Exercise material >>
★ ★ ★
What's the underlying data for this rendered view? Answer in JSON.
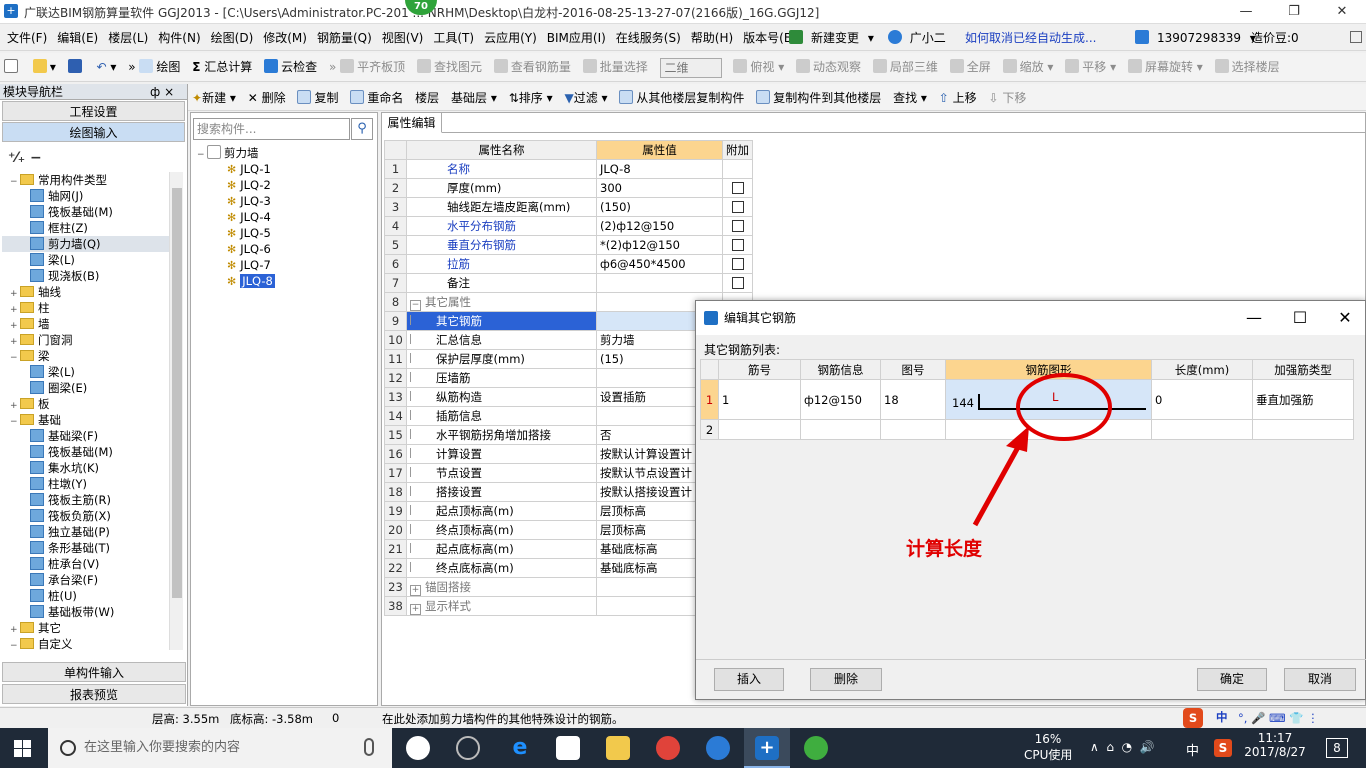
{
  "window": {
    "title": "广联达BIM钢筋算量软件 GGJ2013 - [C:\\Users\\Administrator.PC-201 ... NRHM\\Desktop\\白龙村-2016-08-25-13-27-07(2166版)_16G.GGJ12]",
    "badge": "70"
  },
  "menu": {
    "items": [
      "文件(F)",
      "编辑(E)",
      "楼层(L)",
      "构件(N)",
      "绘图(D)",
      "修改(M)",
      "钢筋量(Q)",
      "视图(V)",
      "工具(T)",
      "云应用(Y)",
      "BIM应用(I)",
      "在线服务(S)",
      "帮助(H)",
      "版本号(B)"
    ],
    "new_change": "新建变更",
    "assistant": "广小二",
    "tip": "如何取消已经自动生成...",
    "phone": "13907298339",
    "beans": "造价豆:0"
  },
  "toolbar": {
    "draw": "绘图",
    "sum_calc": "汇总计算",
    "cloud_check": "云检查",
    "flush_slab": "平齐板顶",
    "find_element": "查找图元",
    "view_rebar": "查看钢筋量",
    "batch_select": "批量选择",
    "view_mode": "二维",
    "ortho": "俯视",
    "dynamic": "动态观察",
    "local3d": "局部三维",
    "fullscreen": "全屏",
    "zoom": "缩放",
    "pan": "平移",
    "rotate": "屏幕旋转",
    "select_floor": "选择楼层"
  },
  "toolbar2": {
    "new": "新建",
    "delete": "删除",
    "copy": "复制",
    "rename": "重命名",
    "floor_label": "楼层",
    "floor_value": "基础层",
    "sort": "排序",
    "filter": "过滤",
    "copy_from": "从其他楼层复制构件",
    "copy_to": "复制构件到其他楼层",
    "find": "查找",
    "up": "上移",
    "down": "下移"
  },
  "nav": {
    "header": "模块导航栏",
    "pin": "ф ×",
    "project_settings": "工程设置",
    "draw_input": "绘图输入",
    "single_input": "单构件输入",
    "report_preview": "报表预览",
    "tree": [
      {
        "label": "常用构件类型",
        "level": 0,
        "kind": "folder",
        "exp": "−"
      },
      {
        "label": "轴网(J)",
        "level": 1,
        "kind": "comp"
      },
      {
        "label": "筏板基础(M)",
        "level": 1,
        "kind": "comp"
      },
      {
        "label": "框柱(Z)",
        "level": 1,
        "kind": "comp"
      },
      {
        "label": "剪力墙(Q)",
        "level": 1,
        "kind": "comp",
        "selected": true
      },
      {
        "label": "梁(L)",
        "level": 1,
        "kind": "comp"
      },
      {
        "label": "现浇板(B)",
        "level": 1,
        "kind": "comp"
      },
      {
        "label": "轴线",
        "level": 0,
        "kind": "folder",
        "exp": "+"
      },
      {
        "label": "柱",
        "level": 0,
        "kind": "folder",
        "exp": "+"
      },
      {
        "label": "墙",
        "level": 0,
        "kind": "folder",
        "exp": "+"
      },
      {
        "label": "门窗洞",
        "level": 0,
        "kind": "folder",
        "exp": "+"
      },
      {
        "label": "梁",
        "level": 0,
        "kind": "folder",
        "exp": "−"
      },
      {
        "label": "梁(L)",
        "level": 1,
        "kind": "comp"
      },
      {
        "label": "圈梁(E)",
        "level": 1,
        "kind": "comp"
      },
      {
        "label": "板",
        "level": 0,
        "kind": "folder",
        "exp": "+"
      },
      {
        "label": "基础",
        "level": 0,
        "kind": "folder",
        "exp": "−"
      },
      {
        "label": "基础梁(F)",
        "level": 1,
        "kind": "comp"
      },
      {
        "label": "筏板基础(M)",
        "level": 1,
        "kind": "comp"
      },
      {
        "label": "集水坑(K)",
        "level": 1,
        "kind": "comp"
      },
      {
        "label": "柱墩(Y)",
        "level": 1,
        "kind": "comp"
      },
      {
        "label": "筏板主筋(R)",
        "level": 1,
        "kind": "comp"
      },
      {
        "label": "筏板负筋(X)",
        "level": 1,
        "kind": "comp"
      },
      {
        "label": "独立基础(P)",
        "level": 1,
        "kind": "comp"
      },
      {
        "label": "条形基础(T)",
        "level": 1,
        "kind": "comp"
      },
      {
        "label": "桩承台(V)",
        "level": 1,
        "kind": "comp"
      },
      {
        "label": "承台梁(F)",
        "level": 1,
        "kind": "comp"
      },
      {
        "label": "桩(U)",
        "level": 1,
        "kind": "comp"
      },
      {
        "label": "基础板带(W)",
        "level": 1,
        "kind": "comp"
      },
      {
        "label": "其它",
        "level": 0,
        "kind": "folder",
        "exp": "+"
      },
      {
        "label": "自定义",
        "level": 0,
        "kind": "folder",
        "exp": "−"
      }
    ]
  },
  "components": {
    "search_placeholder": "搜索构件...",
    "root": "剪力墙",
    "items": [
      "JLQ-1",
      "JLQ-2",
      "JLQ-3",
      "JLQ-4",
      "JLQ-5",
      "JLQ-6",
      "JLQ-7",
      "JLQ-8"
    ],
    "selected_index": 7
  },
  "props": {
    "tab": "属性编辑",
    "headers": [
      "属性名称",
      "属性值",
      "附加"
    ],
    "rows": [
      {
        "n": "1",
        "name": "名称",
        "value": "JLQ-8",
        "blue": true,
        "check": null
      },
      {
        "n": "2",
        "name": "厚度(mm)",
        "value": "300",
        "check": false
      },
      {
        "n": "3",
        "name": "轴线距左墙皮距离(mm)",
        "value": "(150)",
        "check": false
      },
      {
        "n": "4",
        "name": "水平分布钢筋",
        "value": "(2)ф12@150",
        "blue": true,
        "check": false
      },
      {
        "n": "5",
        "name": "垂直分布钢筋",
        "value": "*(2)ф12@150",
        "blue": true,
        "check": false
      },
      {
        "n": "6",
        "name": "拉筋",
        "value": "ф6@450*4500",
        "blue": true,
        "check": false
      },
      {
        "n": "7",
        "name": "备注",
        "value": "",
        "check": false
      },
      {
        "n": "8",
        "name": "其它属性",
        "value": "",
        "group": true,
        "exp": "−"
      },
      {
        "n": "9",
        "name": "其它钢筋",
        "value": "",
        "selected": true,
        "indent": true
      },
      {
        "n": "10",
        "name": "汇总信息",
        "value": "剪力墙",
        "indent": true
      },
      {
        "n": "11",
        "name": "保护层厚度(mm)",
        "value": "(15)",
        "indent": true
      },
      {
        "n": "12",
        "name": "压墙筋",
        "value": "",
        "indent": true
      },
      {
        "n": "13",
        "name": "纵筋构造",
        "value": "设置插筋",
        "indent": true
      },
      {
        "n": "14",
        "name": "插筋信息",
        "value": "",
        "indent": true
      },
      {
        "n": "15",
        "name": "水平钢筋拐角增加搭接",
        "value": "否",
        "indent": true
      },
      {
        "n": "16",
        "name": "计算设置",
        "value": "按默认计算设置计",
        "indent": true
      },
      {
        "n": "17",
        "name": "节点设置",
        "value": "按默认节点设置计",
        "indent": true
      },
      {
        "n": "18",
        "name": "搭接设置",
        "value": "按默认搭接设置计",
        "indent": true
      },
      {
        "n": "19",
        "name": "起点顶标高(m)",
        "value": "层顶标高",
        "indent": true
      },
      {
        "n": "20",
        "name": "终点顶标高(m)",
        "value": "层顶标高",
        "indent": true
      },
      {
        "n": "21",
        "name": "起点底标高(m)",
        "value": "基础底标高",
        "indent": true
      },
      {
        "n": "22",
        "name": "终点底标高(m)",
        "value": "基础底标高",
        "indent": true
      },
      {
        "n": "23",
        "name": "锚固搭接",
        "value": "",
        "group": true,
        "exp": "+"
      },
      {
        "n": "38",
        "name": "显示样式",
        "value": "",
        "group": true,
        "exp": "+"
      }
    ]
  },
  "dialog": {
    "title": "编辑其它钢筋",
    "list_label": "其它钢筋列表:",
    "headers": [
      "筋号",
      "钢筋信息",
      "图号",
      "钢筋图形",
      "长度(mm)",
      "加强筋类型"
    ],
    "rows": [
      {
        "n": "1",
        "bar_no": "1",
        "info": "ф12@150",
        "fig": "18",
        "shape_dim": "144",
        "shape_label": "L",
        "length": "0",
        "type": "垂直加强筋"
      },
      {
        "n": "2",
        "bar_no": "",
        "info": "",
        "fig": "",
        "shape_dim": "",
        "shape_label": "",
        "length": "",
        "type": ""
      }
    ],
    "insert": "插入",
    "delete": "删除",
    "ok": "确定",
    "cancel": "取消"
  },
  "annotation": {
    "text": "计算长度",
    "color": "#e00000"
  },
  "status": {
    "floor_height": "层高: 3.55m",
    "bottom_elev": "底标高: -3.58m",
    "zero": "0",
    "hint": "在此处添加剪力墙构件的其他特殊设计的钢筋。",
    "ime": "中"
  },
  "taskbar": {
    "search_placeholder": "在这里输入你要搜索的内容",
    "cpu_pct": "16%",
    "cpu_label": "CPU使用",
    "lang": "中",
    "time": "11:17",
    "date": "2017/8/27",
    "notif": "8"
  }
}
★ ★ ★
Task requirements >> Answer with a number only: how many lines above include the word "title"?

Expected answer >> 2